§ Required work: Search the entries below for the word "name", then copy each line in which it is found.

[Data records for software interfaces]
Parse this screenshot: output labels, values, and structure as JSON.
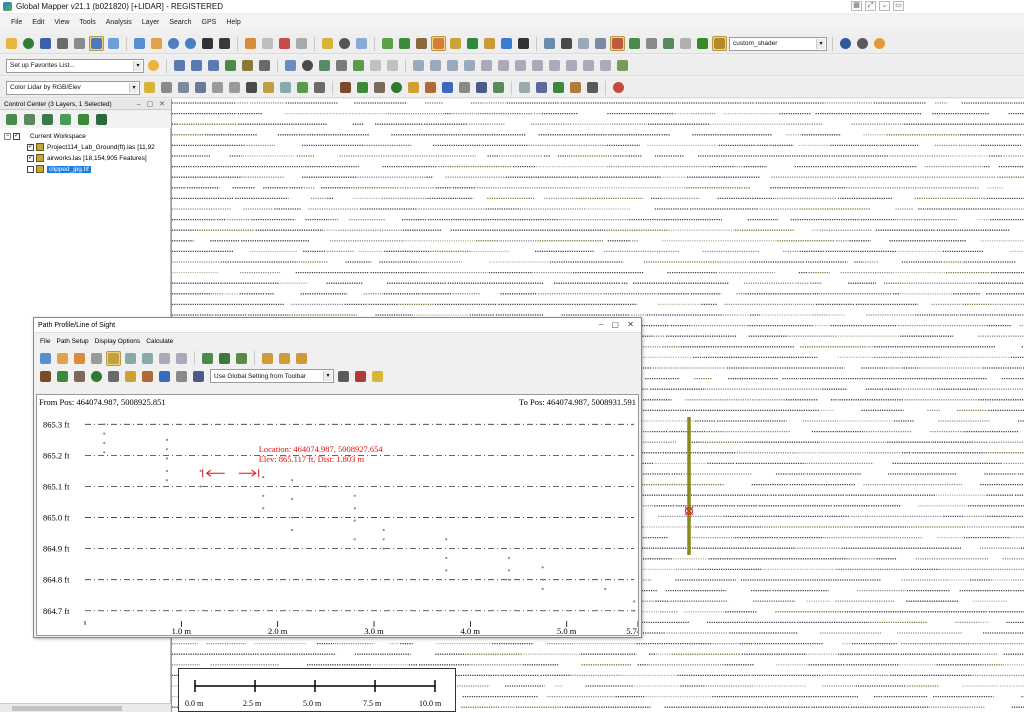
{
  "window": {
    "title": "Global Mapper v21.1 (b021820) [+LIDAR] - REGISTERED"
  },
  "menu": [
    "File",
    "Edit",
    "View",
    "Tools",
    "Analysis",
    "Layer",
    "Search",
    "GPS",
    "Help"
  ],
  "toolbar": {
    "shader_select": "custom_shader",
    "favorites_select": "Set up Favorites List...",
    "lidar_color_select": "Color Lidar by RGB/Elev"
  },
  "control_center": {
    "title": "Control Center (3 Layers, 1 Selected)",
    "workspace_label": "Current Workspace",
    "layers": [
      {
        "name": "Project114_Lab_Ground(ft).las [11,92",
        "checked": true,
        "selected": false
      },
      {
        "name": "airworks.las [18,154,905 Features]",
        "checked": true,
        "selected": false
      },
      {
        "name": "clipped_jpg.tif",
        "checked": false,
        "selected": true
      }
    ]
  },
  "profile_dialog": {
    "title": "Path Profile/Line of Sight",
    "menu": [
      "File",
      "Path Setup",
      "Display Options",
      "Calculate"
    ],
    "elev_setting_select": "Use Global Setting from Toolbar",
    "from_pos": "From Pos: 464074.987, 5008925.851",
    "to_pos": "To Pos: 464074.987, 5008931.591",
    "cursor_location": "Location: 464074.987, 5008927.654",
    "cursor_elev": "Elev: 865.117 ft, Dist: 1.803 m"
  },
  "chart_data": {
    "type": "scatter",
    "title": "",
    "xlabel": "",
    "ylabel": "",
    "x_ticks": [
      "1.0 m",
      "2.0 m",
      "3.0 m",
      "4.0 m",
      "5.0 m",
      "5.74 m"
    ],
    "y_ticks": [
      "865.3 ft",
      "865.2 ft",
      "865.1 ft",
      "865.0 ft",
      "864.9 ft",
      "864.8 ft",
      "864.7 ft"
    ],
    "xlim": [
      0,
      5.74
    ],
    "ylim": [
      864.68,
      865.33
    ],
    "grid": true,
    "series": [
      {
        "x": [
          0.2,
          0.2,
          0.2,
          0.2,
          0.85,
          0.85,
          0.85,
          0.85,
          0.85,
          1.2,
          1.2,
          1.85,
          1.85,
          1.85,
          2.15,
          2.15,
          2.15,
          2.15,
          2.5,
          2.8,
          2.8,
          2.8,
          2.8,
          3.1,
          3.1,
          3.1,
          3.75,
          3.75,
          3.75,
          4.4,
          4.4,
          4.4,
          4.75,
          4.75,
          4.75,
          5.4,
          5.7,
          5.7
        ],
        "y": [
          865.3,
          865.27,
          865.24,
          865.21,
          865.25,
          865.22,
          865.19,
          865.15,
          865.12,
          865.15,
          865.1,
          865.13,
          865.07,
          865.03,
          865.12,
          865.06,
          865.0,
          864.96,
          865.1,
          865.07,
          865.03,
          864.99,
          864.93,
          864.96,
          864.93,
          864.9,
          864.93,
          864.87,
          864.83,
          864.87,
          864.83,
          864.8,
          864.84,
          864.8,
          864.77,
          864.77,
          864.73,
          864.7
        ]
      }
    ],
    "cursor": {
      "x": 1.803,
      "y": 865.117
    }
  },
  "scale_bar": {
    "labels": [
      "0.0 m",
      "2.5 m",
      "5.0 m",
      "7.5 m",
      "10.0 m"
    ]
  }
}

§ Solution to this problem:
        "name": "Project114_Lab_Ground(ft).las [11,92",
        "name": "airworks.las [18,154,905 Features]",
        "name": "clipped_jpg.tif",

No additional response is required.